  • Decision making can be slow. It is most likely that you will meet and negotiate with less senior members of a family first. Once you are seen as trustworthy and your proposal financially viable you will then move on to meet more senior members. A decision is ultimately made by the head of the family/company.
  • When negotiating, the Turks will start at extremes in order to gage your response. Prior to negotiations know your target figure and work slowly towards it through meaningful concessions. When conceding ensure you present this as a favour and a decision made out of respect and liking for your counterpart(s). Try and concede only once you have gained agreement on a reciprocal concession on a separate or related issue. 
  • Do not use deadlines or pressure tactics as the Turks will use this to their advantage and reverse the tactic by threatening to cancel agreements or end negotiations. Be patient.
  • It may not always be necessary to focus on financial benefits when negotiating. It is just as useful to point to areas such as power, influence, honour, respect and other non-monetary incentives. 
Business Dress Etiquette
  • Business dress is conservative. You will be expected to wear a suit and tie. Similarly women should wear smart professional outfits.
  • In the summer, and especially in the cities of Istanbul, Izmir and Anakara the weather is very hot and humid. It is acceptable to just wear a shirt with trousers and in most cases to not wear a tie. 
  • Outside the big cities and especially in the East of Turkey both women and men should wear more conservative clothing. Women are advised to refrain from exposing their legs and arms and to ensure clothes are not tight-fitting. Men should not wear shorts.
Naming Conventions
  • When addressing a Turk the most common method is to call a man by his first name followed by 'bey' (pronounced bay). So, Ertan Gonca, would be Ertan Bey. Similarly a woman's first name would be followed by 'hanim' (pronounced ha-num).

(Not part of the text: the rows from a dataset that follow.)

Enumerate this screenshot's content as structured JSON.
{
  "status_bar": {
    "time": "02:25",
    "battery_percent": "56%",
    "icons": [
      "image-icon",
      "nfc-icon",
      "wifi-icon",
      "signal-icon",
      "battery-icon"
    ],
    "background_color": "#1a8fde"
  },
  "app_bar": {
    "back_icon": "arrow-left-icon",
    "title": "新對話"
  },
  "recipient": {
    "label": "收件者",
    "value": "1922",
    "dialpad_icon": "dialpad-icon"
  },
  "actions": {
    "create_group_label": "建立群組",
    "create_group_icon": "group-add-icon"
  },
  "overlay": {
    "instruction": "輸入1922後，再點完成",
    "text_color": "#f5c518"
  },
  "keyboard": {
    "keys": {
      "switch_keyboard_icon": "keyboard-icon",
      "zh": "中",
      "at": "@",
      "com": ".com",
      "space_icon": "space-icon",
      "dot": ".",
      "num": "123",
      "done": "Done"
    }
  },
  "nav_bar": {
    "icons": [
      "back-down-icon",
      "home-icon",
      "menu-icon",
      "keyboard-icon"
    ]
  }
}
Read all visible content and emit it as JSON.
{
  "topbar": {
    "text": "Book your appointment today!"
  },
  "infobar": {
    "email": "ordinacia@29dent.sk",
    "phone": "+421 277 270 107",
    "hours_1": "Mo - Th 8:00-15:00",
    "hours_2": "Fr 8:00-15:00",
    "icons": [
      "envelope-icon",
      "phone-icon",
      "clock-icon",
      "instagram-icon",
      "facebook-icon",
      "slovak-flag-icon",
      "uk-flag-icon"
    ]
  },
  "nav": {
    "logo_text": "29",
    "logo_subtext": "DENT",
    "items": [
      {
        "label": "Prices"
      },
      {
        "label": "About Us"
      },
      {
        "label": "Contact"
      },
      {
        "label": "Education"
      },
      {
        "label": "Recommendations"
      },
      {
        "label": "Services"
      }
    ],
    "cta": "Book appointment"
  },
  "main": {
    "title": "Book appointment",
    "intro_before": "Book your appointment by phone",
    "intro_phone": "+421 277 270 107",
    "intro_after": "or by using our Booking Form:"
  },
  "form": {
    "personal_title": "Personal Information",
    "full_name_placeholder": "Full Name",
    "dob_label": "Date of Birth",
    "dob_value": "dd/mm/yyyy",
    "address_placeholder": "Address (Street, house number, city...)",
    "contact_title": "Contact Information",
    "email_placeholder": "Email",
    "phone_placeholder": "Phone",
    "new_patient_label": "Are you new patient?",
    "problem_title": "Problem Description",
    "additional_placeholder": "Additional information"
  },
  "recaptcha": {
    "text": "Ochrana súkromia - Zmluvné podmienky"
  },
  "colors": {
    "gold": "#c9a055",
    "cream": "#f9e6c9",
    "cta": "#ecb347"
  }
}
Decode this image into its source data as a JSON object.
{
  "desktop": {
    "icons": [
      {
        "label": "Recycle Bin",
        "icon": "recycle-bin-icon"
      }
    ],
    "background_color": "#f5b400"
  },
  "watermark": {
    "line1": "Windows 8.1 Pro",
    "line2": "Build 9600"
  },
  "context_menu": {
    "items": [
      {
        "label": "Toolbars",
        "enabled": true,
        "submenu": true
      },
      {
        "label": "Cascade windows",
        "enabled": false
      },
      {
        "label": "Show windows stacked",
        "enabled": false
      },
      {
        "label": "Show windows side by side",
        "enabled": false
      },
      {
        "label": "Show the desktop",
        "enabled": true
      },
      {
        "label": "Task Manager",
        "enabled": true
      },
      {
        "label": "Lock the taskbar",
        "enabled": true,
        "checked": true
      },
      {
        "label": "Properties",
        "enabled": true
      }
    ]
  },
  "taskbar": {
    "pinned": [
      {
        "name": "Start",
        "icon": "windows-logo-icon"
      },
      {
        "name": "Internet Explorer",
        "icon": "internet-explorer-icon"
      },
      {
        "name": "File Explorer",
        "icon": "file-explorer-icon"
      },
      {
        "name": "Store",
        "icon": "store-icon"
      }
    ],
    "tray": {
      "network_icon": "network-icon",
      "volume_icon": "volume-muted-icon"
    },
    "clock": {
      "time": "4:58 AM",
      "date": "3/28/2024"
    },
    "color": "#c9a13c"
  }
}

  • Where professional titles exist such as Doctor or Professor, always use them either on their own of before the first name. Curiously this is also the case with many other professions such as lawyers 'Avukat' or engineers 'Muhendis'. Within Turkish companies and organisations senior ranking staff will be addressed accordingly. A common example is Mr. Manager, 'Mudur Bey'.
  • A common phrase you will hear Turks using is 'efendim' (literally 'my master'). You may hear this from a waiter, a secretary, taxi driver, doorman, shop staff and many others. It is simply a polite way of addressing people you are not familiar with.
Business Card Etiquette
  • Business cards are exchanged without formal ritual. 
  • Use both hands to exchange cards. 
  • Present your business card to the receptionist when you arrive.  
  • Have one side of your business card translated into Turkish. Although not a business necessity, it will impress your business colleagues. 
  • Quite often Turks do not give their business card unless they are certain that they wish to establish a business relationship. 

General Business Hours

Government departments, offices and banks usually open from 8.30am to noon and 1.30pm to 5pm Monday to Friday. Shops are open from 9am to 7pm Monday to Saturday. During the summer the working day in some cities, including the Aegean and Mediterranean regions, begins at 7am or 8am and finishes at 2pm. During the month of Ramazan the working day is generally shortened to 2pm or 3pm.
In tourist areas food and souvenir/carpet shops are usually open from around 8am to 11pm or later if it’s very busy. Elsewhere, grocery shops are usually open from 7am to 7pm or 8pm daily; other shops are usually closed on Sunday. Friday, the Muslim Sabbath, is a normal working day in Turkey.
Many museums close on Monday, especially in Ä°stanbul. From April to October museums usually open half an hour earlier and close 1½ to two hours later.
Internet cafes usually open from around 9am until late at night, or until the last customer has left.